Excerpted data Start Marker

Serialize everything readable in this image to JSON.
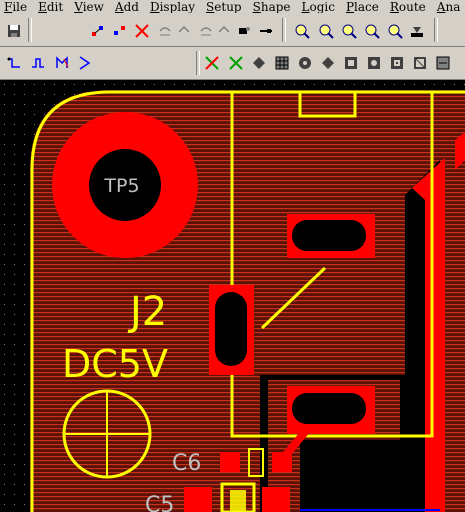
{
  "menu": {
    "items": [
      {
        "label": "File",
        "ul": "F",
        "rest": "ile"
      },
      {
        "label": "Edit",
        "ul": "E",
        "rest": "dit"
      },
      {
        "label": "View",
        "ul": "V",
        "rest": "iew"
      },
      {
        "label": "Add",
        "ul": "A",
        "rest": "dd"
      },
      {
        "label": "Display",
        "ul": "D",
        "rest": "isplay"
      },
      {
        "label": "Setup",
        "ul": "S",
        "rest": "etup"
      },
      {
        "label": "Shape",
        "ul": "S",
        "rest": "hape"
      },
      {
        "label": "Logic",
        "ul": "L",
        "rest": "ogic"
      },
      {
        "label": "Place",
        "ul": "P",
        "rest": "lace"
      },
      {
        "label": "Route",
        "ul": "R",
        "rest": "oute"
      },
      {
        "label": "Ana",
        "ul": "A",
        "rest": "na"
      }
    ]
  },
  "toolbar1": {
    "icons": [
      "save-icon",
      "add-connect-icon",
      "add-via-icon",
      "delete-icon",
      "undo-icon",
      "redo-icon",
      "slide-icon",
      "fanout-icon",
      "zoom-in-icon",
      "zoom-out-icon",
      "zoom-fit-icon",
      "zoom-previous-icon",
      "zoom-selection-icon",
      "redraw-icon"
    ]
  },
  "toolbar2": {
    "icons": [
      "route-icon",
      "square-route-icon",
      "fanout-net-icon",
      "triangle-icon",
      "ratsnest-icon",
      "unrats-icon",
      "shape-icon",
      "grid-icon",
      "pad-icon",
      "via-icon",
      "copper-icon",
      "keepout-icon",
      "text-icon",
      "board-icon",
      "dimension-icon"
    ]
  },
  "board": {
    "labels": {
      "tp5": "TP5",
      "j2": "J2",
      "dc5v": "DC5V",
      "c6": "C6",
      "c5": "C5"
    },
    "colors": {
      "copper": "#ff0000",
      "copper_fill": "#7a1a10",
      "silkscreen": "#ffff00",
      "via_hole": "#000000",
      "ref_text": "#c0c0c0",
      "background": "#000000"
    }
  }
}
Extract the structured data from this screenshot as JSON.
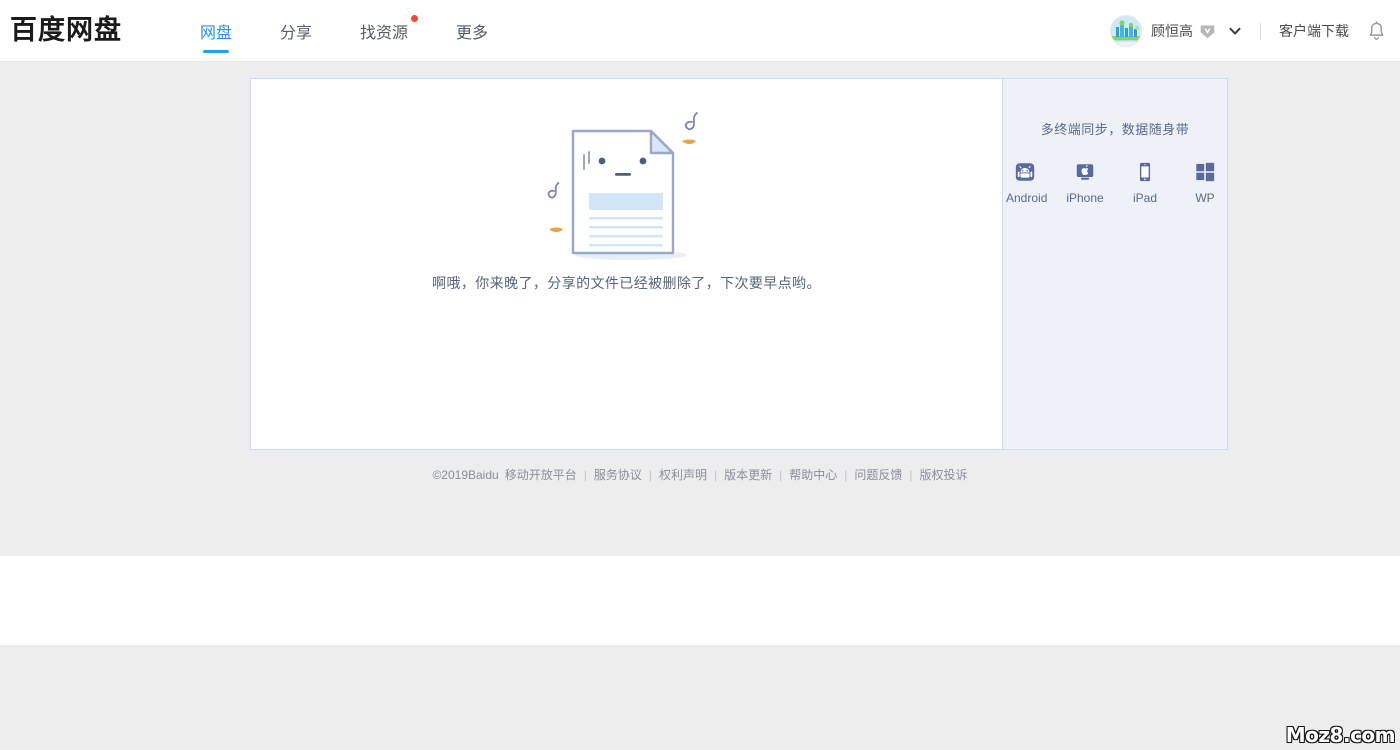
{
  "header": {
    "logo": "百度网盘",
    "nav": [
      {
        "label": "网盘",
        "active": true,
        "dot": false
      },
      {
        "label": "分享",
        "active": false,
        "dot": false
      },
      {
        "label": "找资源",
        "active": false,
        "dot": true
      },
      {
        "label": "更多",
        "active": false,
        "dot": false
      }
    ],
    "username": "顾恒高",
    "vip_badge": "vip-diamond-icon",
    "dropdown_icon": "chevron-down-icon",
    "client_download": "客户端下载",
    "notification_icon": "bell-icon",
    "avatar_icon": "user-avatar"
  },
  "main": {
    "illustration": "deleted-file-document-icon",
    "message": "啊哦，你来晚了，分享的文件已经被删除了，下次要早点哟。"
  },
  "sidebar": {
    "title": "多终端同步，数据随身带",
    "apps": [
      {
        "label": "Android",
        "icon": "android-icon"
      },
      {
        "label": "iPhone",
        "icon": "iphone-icon"
      },
      {
        "label": "iPad",
        "icon": "ipad-icon"
      },
      {
        "label": "WP",
        "icon": "windows-phone-icon"
      }
    ]
  },
  "footer": {
    "copyright": "©2019Baidu",
    "links": [
      "移动开放平台",
      "服务协议",
      "权利声明",
      "版本更新",
      "帮助中心",
      "问题反馈",
      "版权投诉"
    ]
  },
  "watermark": "Moz8.com",
  "colors": {
    "page_bg": "#ededee",
    "accent_blue": "#2e8ce6",
    "underline_blue": "#19a5f7",
    "badge_red": "#f5492f",
    "panel_border": "#cdd9ee",
    "side_bg": "#eef1f7",
    "icon_slate": "#5b6a9e",
    "text_muted": "#8a8f99",
    "message_text": "#56647d"
  }
}
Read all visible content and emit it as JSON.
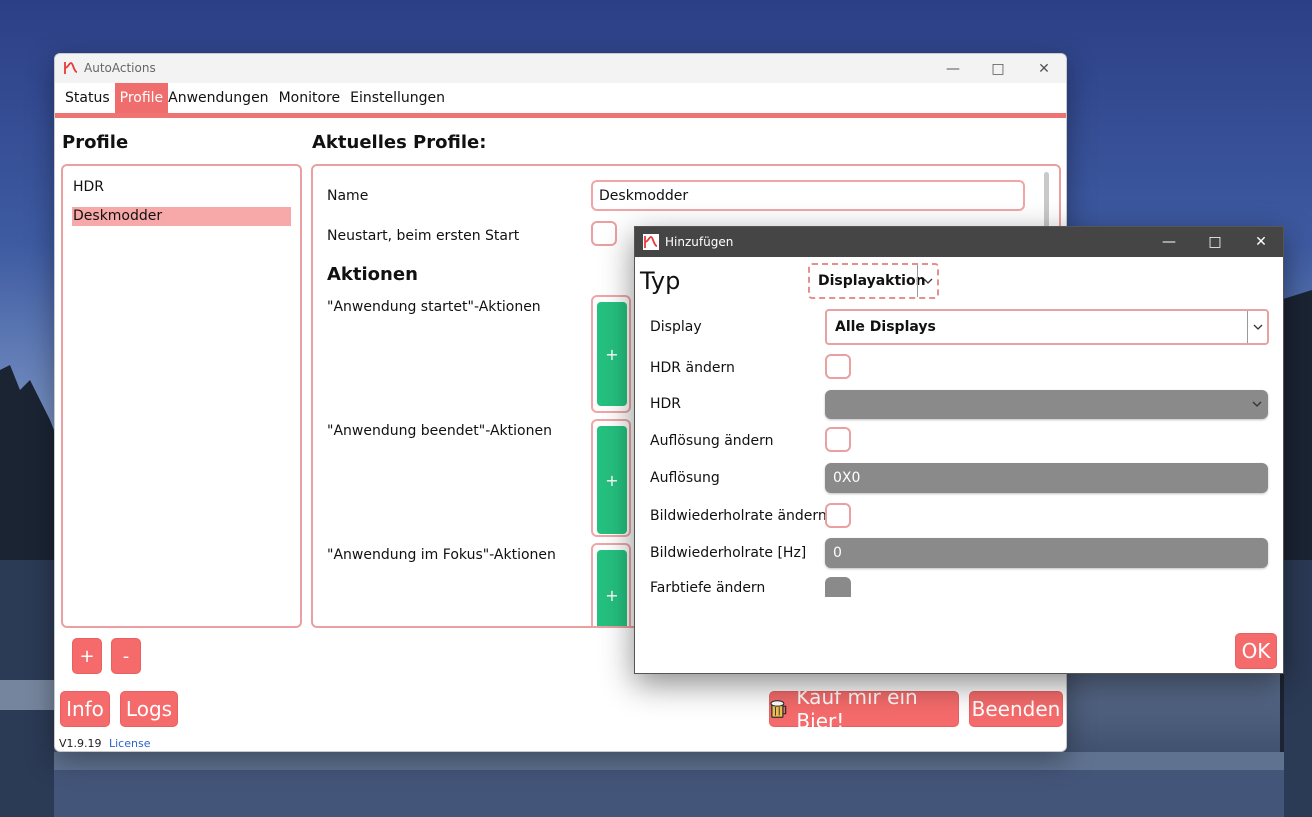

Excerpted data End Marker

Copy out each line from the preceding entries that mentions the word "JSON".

Serialize everything readable in this image to JSON.
Extract the structured data from this screenshot as JSON.
Read all visible content and emit it as JSON.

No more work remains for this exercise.